[Website and app data records]
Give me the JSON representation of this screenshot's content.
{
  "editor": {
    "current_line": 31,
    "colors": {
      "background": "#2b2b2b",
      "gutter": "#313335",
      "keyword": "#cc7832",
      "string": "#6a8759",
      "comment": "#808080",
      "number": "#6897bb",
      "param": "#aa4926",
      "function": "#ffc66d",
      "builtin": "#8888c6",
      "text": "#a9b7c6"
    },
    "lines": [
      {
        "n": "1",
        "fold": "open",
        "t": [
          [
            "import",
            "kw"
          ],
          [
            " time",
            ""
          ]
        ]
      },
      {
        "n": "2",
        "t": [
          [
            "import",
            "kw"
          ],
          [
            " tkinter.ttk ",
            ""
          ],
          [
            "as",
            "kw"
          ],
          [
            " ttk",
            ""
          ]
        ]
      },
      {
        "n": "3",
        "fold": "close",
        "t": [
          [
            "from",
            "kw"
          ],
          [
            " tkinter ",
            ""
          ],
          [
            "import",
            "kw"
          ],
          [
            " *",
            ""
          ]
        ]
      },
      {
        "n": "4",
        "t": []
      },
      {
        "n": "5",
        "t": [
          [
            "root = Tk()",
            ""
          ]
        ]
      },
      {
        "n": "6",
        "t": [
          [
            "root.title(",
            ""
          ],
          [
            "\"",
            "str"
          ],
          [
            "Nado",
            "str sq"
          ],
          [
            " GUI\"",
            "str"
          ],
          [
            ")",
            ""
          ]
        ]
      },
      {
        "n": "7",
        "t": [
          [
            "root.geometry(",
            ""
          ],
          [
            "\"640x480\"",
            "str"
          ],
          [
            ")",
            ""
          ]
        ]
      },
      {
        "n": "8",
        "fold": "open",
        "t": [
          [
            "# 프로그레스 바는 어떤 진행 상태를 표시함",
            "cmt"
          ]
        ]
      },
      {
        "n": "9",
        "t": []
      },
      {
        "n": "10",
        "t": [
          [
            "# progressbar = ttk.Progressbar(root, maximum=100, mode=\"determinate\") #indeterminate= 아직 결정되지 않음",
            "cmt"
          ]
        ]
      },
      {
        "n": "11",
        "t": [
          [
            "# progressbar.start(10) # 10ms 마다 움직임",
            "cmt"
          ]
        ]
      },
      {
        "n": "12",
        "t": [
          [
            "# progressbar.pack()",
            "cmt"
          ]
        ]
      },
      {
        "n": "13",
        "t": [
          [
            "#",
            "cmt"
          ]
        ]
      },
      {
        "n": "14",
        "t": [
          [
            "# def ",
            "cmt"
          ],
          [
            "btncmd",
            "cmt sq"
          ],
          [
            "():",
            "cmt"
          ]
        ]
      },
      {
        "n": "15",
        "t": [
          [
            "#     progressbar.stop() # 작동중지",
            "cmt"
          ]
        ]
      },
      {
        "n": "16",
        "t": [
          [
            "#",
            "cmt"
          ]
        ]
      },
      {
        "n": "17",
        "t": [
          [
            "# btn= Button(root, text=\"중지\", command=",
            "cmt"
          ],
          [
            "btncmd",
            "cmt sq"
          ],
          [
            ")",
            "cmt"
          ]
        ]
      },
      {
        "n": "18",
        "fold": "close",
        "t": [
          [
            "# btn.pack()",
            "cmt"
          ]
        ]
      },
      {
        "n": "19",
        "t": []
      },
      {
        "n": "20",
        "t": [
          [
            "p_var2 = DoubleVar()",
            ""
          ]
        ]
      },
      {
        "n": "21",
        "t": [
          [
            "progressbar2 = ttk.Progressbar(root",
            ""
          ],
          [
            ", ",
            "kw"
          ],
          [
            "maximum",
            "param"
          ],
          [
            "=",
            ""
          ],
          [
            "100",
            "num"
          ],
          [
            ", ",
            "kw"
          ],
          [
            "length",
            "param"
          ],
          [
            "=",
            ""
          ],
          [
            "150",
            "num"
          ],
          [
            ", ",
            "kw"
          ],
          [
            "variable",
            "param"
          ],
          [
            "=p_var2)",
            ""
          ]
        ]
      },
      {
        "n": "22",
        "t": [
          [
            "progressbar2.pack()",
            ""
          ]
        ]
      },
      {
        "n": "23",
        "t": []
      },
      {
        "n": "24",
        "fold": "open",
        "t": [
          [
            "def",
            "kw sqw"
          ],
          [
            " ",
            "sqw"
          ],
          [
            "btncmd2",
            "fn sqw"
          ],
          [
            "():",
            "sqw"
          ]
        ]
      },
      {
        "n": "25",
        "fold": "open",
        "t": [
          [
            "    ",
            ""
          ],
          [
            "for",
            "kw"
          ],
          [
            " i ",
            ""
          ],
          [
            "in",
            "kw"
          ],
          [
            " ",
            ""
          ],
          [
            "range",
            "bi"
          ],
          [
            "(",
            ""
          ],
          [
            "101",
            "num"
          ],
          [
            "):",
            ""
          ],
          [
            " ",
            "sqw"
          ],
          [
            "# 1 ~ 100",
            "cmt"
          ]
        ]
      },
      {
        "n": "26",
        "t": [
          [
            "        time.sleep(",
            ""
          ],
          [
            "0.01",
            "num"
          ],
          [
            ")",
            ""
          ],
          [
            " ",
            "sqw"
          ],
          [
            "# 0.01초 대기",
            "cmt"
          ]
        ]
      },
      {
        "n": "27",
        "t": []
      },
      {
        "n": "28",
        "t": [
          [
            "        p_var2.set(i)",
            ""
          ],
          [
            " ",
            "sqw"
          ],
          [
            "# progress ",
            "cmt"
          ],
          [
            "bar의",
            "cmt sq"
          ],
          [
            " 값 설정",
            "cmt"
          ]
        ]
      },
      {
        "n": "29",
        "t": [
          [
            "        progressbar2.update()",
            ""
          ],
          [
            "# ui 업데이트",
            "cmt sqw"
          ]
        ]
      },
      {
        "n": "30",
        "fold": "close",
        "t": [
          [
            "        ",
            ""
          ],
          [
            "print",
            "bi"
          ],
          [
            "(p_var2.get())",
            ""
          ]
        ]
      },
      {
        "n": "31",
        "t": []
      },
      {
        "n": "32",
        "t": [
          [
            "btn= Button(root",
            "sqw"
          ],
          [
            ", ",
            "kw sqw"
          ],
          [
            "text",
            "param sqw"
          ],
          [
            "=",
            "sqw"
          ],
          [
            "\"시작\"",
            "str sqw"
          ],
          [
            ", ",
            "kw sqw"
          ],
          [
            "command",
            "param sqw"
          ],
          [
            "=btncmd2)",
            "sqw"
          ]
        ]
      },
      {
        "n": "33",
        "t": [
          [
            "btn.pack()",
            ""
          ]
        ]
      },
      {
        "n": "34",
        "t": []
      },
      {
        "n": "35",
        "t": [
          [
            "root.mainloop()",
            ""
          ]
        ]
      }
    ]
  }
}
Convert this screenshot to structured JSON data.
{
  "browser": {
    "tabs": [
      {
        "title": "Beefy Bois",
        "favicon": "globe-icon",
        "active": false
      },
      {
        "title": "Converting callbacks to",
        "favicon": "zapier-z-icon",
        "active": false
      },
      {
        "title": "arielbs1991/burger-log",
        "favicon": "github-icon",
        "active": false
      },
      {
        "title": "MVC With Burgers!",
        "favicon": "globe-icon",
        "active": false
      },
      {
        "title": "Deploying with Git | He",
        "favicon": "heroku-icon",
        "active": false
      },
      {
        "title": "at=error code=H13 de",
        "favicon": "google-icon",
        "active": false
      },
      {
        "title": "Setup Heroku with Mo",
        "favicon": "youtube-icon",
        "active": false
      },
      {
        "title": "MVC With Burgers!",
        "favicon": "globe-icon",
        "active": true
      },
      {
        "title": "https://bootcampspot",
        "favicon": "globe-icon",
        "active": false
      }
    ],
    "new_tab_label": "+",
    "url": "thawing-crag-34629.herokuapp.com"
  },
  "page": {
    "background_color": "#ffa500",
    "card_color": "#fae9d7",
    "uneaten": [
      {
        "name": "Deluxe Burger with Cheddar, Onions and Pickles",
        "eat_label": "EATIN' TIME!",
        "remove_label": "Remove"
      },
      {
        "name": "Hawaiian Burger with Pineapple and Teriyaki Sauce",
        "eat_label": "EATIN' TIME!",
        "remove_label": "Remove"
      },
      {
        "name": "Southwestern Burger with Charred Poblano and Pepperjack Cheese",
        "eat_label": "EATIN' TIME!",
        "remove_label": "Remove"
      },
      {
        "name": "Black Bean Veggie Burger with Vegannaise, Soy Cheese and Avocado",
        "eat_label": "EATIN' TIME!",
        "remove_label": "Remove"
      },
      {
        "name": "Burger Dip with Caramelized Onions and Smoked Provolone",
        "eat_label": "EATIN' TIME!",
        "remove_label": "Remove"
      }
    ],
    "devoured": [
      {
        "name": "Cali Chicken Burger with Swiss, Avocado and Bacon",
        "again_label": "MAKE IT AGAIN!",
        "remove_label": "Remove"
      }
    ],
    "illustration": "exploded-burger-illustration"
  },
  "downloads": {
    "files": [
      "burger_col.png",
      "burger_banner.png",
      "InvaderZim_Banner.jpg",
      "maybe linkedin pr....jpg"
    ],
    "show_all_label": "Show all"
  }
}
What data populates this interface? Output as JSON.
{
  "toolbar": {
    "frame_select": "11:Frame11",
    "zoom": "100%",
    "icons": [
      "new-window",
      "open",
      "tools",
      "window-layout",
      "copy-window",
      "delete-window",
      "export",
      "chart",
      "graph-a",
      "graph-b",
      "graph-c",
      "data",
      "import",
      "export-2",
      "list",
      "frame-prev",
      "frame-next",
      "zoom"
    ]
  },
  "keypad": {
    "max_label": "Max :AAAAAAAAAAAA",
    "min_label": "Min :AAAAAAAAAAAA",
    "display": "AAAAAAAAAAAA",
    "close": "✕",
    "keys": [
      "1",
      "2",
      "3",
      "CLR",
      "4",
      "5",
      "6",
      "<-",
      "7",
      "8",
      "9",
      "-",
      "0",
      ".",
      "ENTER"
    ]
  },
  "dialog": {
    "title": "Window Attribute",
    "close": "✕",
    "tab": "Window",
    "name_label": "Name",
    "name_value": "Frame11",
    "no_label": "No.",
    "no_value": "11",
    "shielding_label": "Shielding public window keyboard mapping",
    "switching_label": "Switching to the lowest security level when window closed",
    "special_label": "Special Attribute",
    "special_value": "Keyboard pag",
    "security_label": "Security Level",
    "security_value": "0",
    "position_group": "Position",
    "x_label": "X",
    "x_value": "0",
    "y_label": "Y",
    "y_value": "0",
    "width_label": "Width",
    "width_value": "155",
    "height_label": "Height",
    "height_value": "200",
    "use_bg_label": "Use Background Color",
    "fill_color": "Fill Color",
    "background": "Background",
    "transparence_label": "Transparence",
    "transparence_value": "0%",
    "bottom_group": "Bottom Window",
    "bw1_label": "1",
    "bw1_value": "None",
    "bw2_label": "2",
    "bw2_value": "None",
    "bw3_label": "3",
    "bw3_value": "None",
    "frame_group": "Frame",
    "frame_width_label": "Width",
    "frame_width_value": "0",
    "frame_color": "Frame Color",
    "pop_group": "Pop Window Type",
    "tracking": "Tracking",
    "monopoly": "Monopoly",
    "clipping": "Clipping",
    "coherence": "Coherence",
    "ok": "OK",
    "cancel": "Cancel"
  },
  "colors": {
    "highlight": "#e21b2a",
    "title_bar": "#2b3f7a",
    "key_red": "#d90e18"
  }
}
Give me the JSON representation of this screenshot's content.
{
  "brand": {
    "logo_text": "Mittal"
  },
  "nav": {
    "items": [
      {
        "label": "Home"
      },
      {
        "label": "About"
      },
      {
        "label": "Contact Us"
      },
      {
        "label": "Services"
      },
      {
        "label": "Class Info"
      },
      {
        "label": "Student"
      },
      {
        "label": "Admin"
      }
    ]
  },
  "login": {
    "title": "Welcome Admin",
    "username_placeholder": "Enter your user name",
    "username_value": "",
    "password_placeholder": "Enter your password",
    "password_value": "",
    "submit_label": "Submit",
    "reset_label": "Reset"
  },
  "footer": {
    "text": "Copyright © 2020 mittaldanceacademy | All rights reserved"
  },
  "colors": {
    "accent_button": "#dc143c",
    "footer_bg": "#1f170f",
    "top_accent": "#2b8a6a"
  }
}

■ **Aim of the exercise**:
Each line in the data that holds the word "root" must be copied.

■ **Answer for the task**:
            "root = Tk()",
            "root.title(",
            "root.geometry(",
            "# progressbar = ttk.Progressbar(root, maximum=100, mode=\"determinate\") #indeterminate= 아직 결정되지 않음",
            "# btn= Button(root, text=\"중지\", command=",
            "progressbar2 = ttk.Progressbar(root",
            "btn= Button(root",
            "root.mainloop()",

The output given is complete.